A team of researchers led by Xiang Zhang, UC Berkeley professor of mechanical engineering, has found a way to dramatically increase the sensitivity of a light-based plasmon sensor to detect incredibly minute concentrations of explosives. The researchers noted that the sensor could potentially be used to sniff out a hard-to-detect explosive popular among terrorists.

Knighthoods for Nobel-winning Stronger than Steel Graphene Pioneers

We have some exciting news to share!

Two Nobel laureates funded by AFOSR, involved in the creation and isolation of graphene, a sheet of carbon just one atom thick, have received British knighthoods from the Queen of England.

Professors Andre Geim and Konstantin Novoselov, from the University of Manchester, Great Britain, won the 2010 Nobel Prize in Physics for their pioneering research in graphene, which they first isolated in their seminal work of 2004 and 2005. 

AFOSR’s European Office of Aerospace Research (EOARD) has funded their work to further the promise of graphene since 2008.  And now they add knighthoods to the honors as bestowed by the Queen’s New Year Honours List 2012.

Geim and Novoselov demonstrated graphene’s remarkable qualities as the thinnest material in the universe and quite possibly the strongest ever measured.  In addition to those amazing characteristics, its charge carriers—that is, the electrons that transport the electric charge in an induced electric current—exhibited the highest intrinsic mobility with zero effective mass, and can travel micron distances without scattering at room temperature. 

Graphene boasts multiple record electric and mechanical properties including the highest sustainable electric current, one million times copper; the highest thermal conductivity and mechanical strength both exceeding diamond, while at the same time it’s the thinnest material possible at one atom thick, and still stretchable, flexible, and impermeable. 

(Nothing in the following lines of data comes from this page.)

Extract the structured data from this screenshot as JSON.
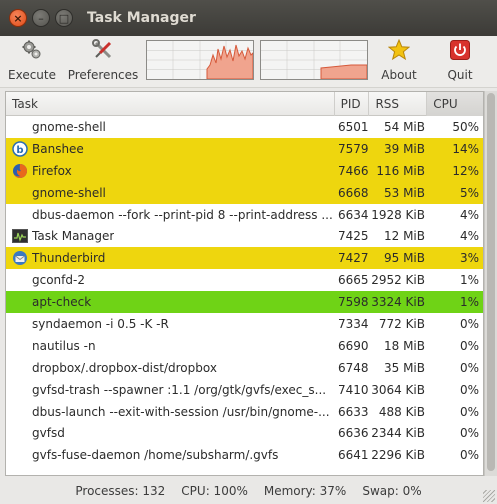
{
  "window": {
    "title": "Task Manager"
  },
  "toolbar": {
    "execute": {
      "label": "Execute",
      "icon": "gears-icon"
    },
    "preferences": {
      "label": "Preferences",
      "icon": "wrench-screwdriver-icon"
    },
    "about": {
      "label": "About",
      "icon": "star-icon"
    },
    "quit": {
      "label": "Quit",
      "icon": "power-icon"
    }
  },
  "columns": {
    "task": "Task",
    "pid": "PID",
    "rss": "RSS",
    "cpu": "CPU"
  },
  "rows": [
    {
      "task": "gnome-shell",
      "pid": "6501",
      "rss": "54 MiB",
      "cpu": "50%",
      "highlight": "none",
      "icon": ""
    },
    {
      "task": "Banshee",
      "pid": "7579",
      "rss": "39 MiB",
      "cpu": "14%",
      "highlight": "#eed60e",
      "icon": "banshee-icon"
    },
    {
      "task": "Firefox",
      "pid": "7466",
      "rss": "116 MiB",
      "cpu": "12%",
      "highlight": "#eed60e",
      "icon": "firefox-icon"
    },
    {
      "task": "gnome-shell",
      "pid": "6668",
      "rss": "53 MiB",
      "cpu": "5%",
      "highlight": "#eed60e",
      "icon": ""
    },
    {
      "task": "dbus-daemon --fork --print-pid 8 --print-address ...",
      "pid": "6634",
      "rss": "1928 KiB",
      "cpu": "4%",
      "highlight": "none",
      "icon": ""
    },
    {
      "task": "Task Manager",
      "pid": "7425",
      "rss": "12 MiB",
      "cpu": "4%",
      "highlight": "none",
      "icon": "task-manager-icon"
    },
    {
      "task": "Thunderbird",
      "pid": "7427",
      "rss": "95 MiB",
      "cpu": "3%",
      "highlight": "#eed60e",
      "icon": "thunderbird-icon"
    },
    {
      "task": "gconfd-2",
      "pid": "6665",
      "rss": "2952 KiB",
      "cpu": "1%",
      "highlight": "none",
      "icon": ""
    },
    {
      "task": "apt-check",
      "pid": "7598",
      "rss": "3324 KiB",
      "cpu": "1%",
      "highlight": "#6fd316",
      "icon": ""
    },
    {
      "task": "syndaemon -i 0.5 -K -R",
      "pid": "7334",
      "rss": "772 KiB",
      "cpu": "0%",
      "highlight": "none",
      "icon": ""
    },
    {
      "task": "nautilus -n",
      "pid": "6690",
      "rss": "18 MiB",
      "cpu": "0%",
      "highlight": "none",
      "icon": ""
    },
    {
      "task": "dropbox/.dropbox-dist/dropbox",
      "pid": "6748",
      "rss": "35 MiB",
      "cpu": "0%",
      "highlight": "none",
      "icon": ""
    },
    {
      "task": "gvfsd-trash --spawner :1.1 /org/gtk/gvfs/exec_s...",
      "pid": "7410",
      "rss": "3064 KiB",
      "cpu": "0%",
      "highlight": "none",
      "icon": ""
    },
    {
      "task": "dbus-launch --exit-with-session /usr/bin/gnome-...",
      "pid": "6633",
      "rss": "488 KiB",
      "cpu": "0%",
      "highlight": "none",
      "icon": ""
    },
    {
      "task": "gvfsd",
      "pid": "6636",
      "rss": "2344 KiB",
      "cpu": "0%",
      "highlight": "none",
      "icon": ""
    },
    {
      "task": "gvfs-fuse-daemon /home/subsharm/.gvfs",
      "pid": "6641",
      "rss": "2296 KiB",
      "cpu": "0%",
      "highlight": "none",
      "icon": ""
    }
  ],
  "status": {
    "processes": "Processes: 132",
    "cpu": "CPU: 100%",
    "memory": "Memory: 37%",
    "swap": "Swap: 0%"
  },
  "colors": {
    "running_highlight": "#eed60e",
    "new_highlight": "#6fd316",
    "graph_fill": "#f0a48e",
    "graph_line": "#d6593a"
  }
}
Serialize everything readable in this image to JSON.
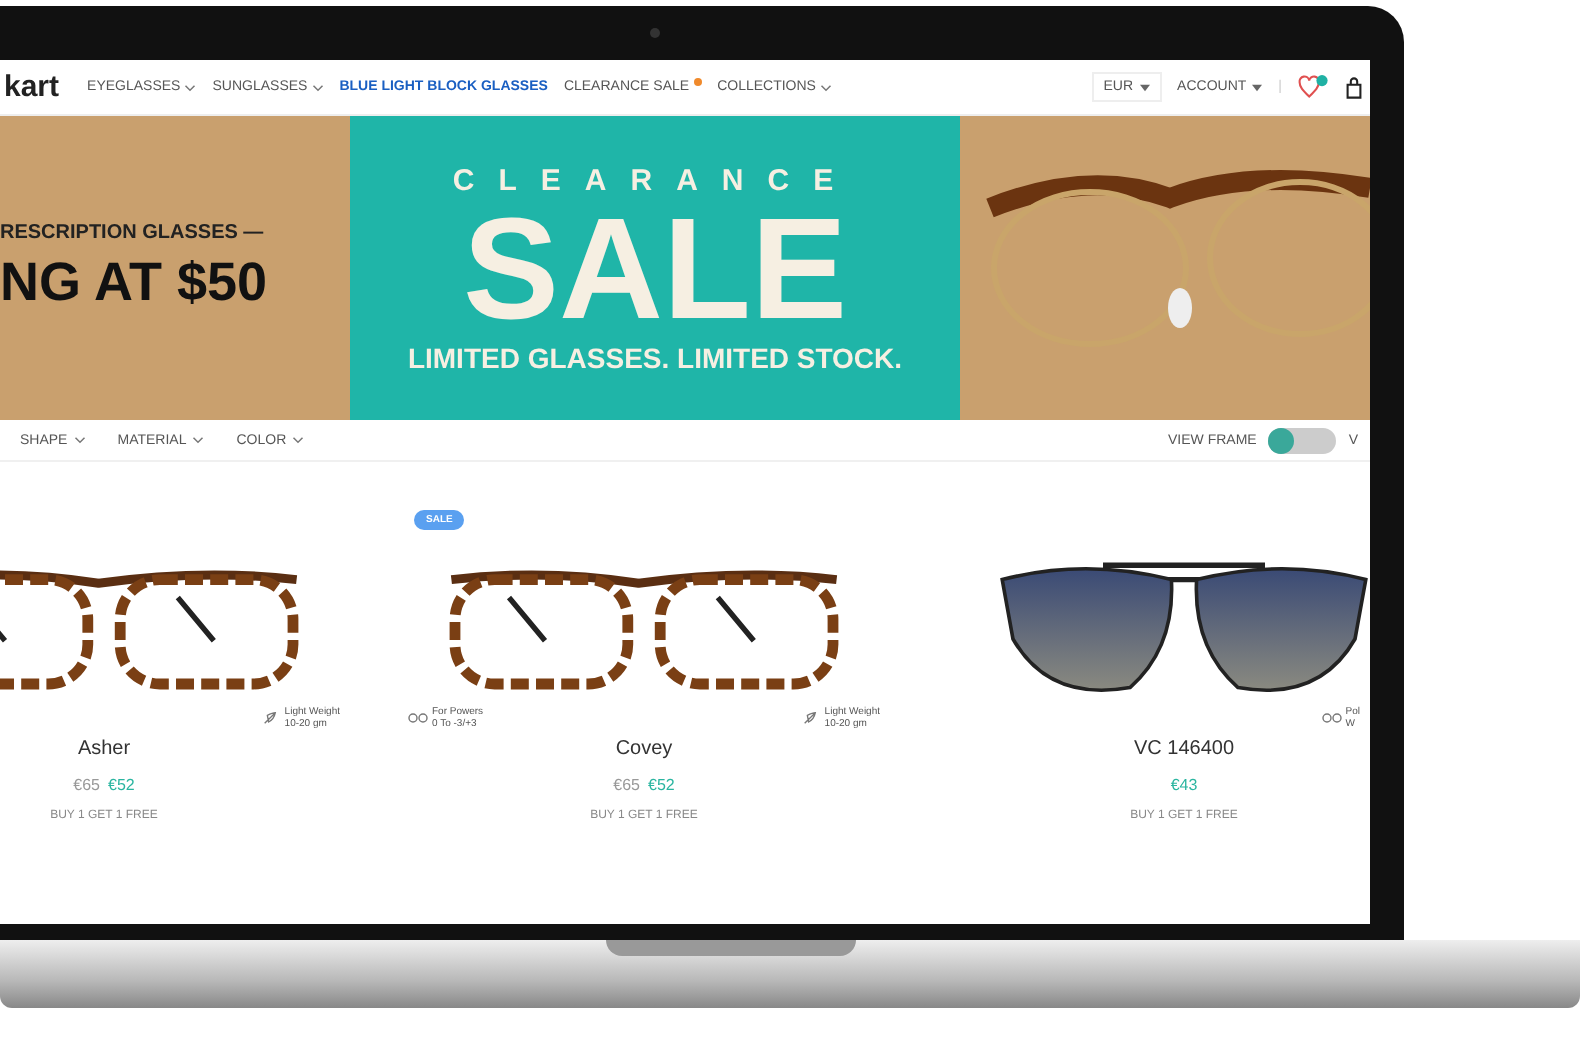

Some scientists have predicted that graphene could one day replace silicon – which is the current material of choice for transistors.  It could also yield incredibly strong, flexible and stable materials and find applications in transparent touch screens or solar cells.  Our European office, EOARD, has aggressively followed up on this program, as have many others within the DoD research community.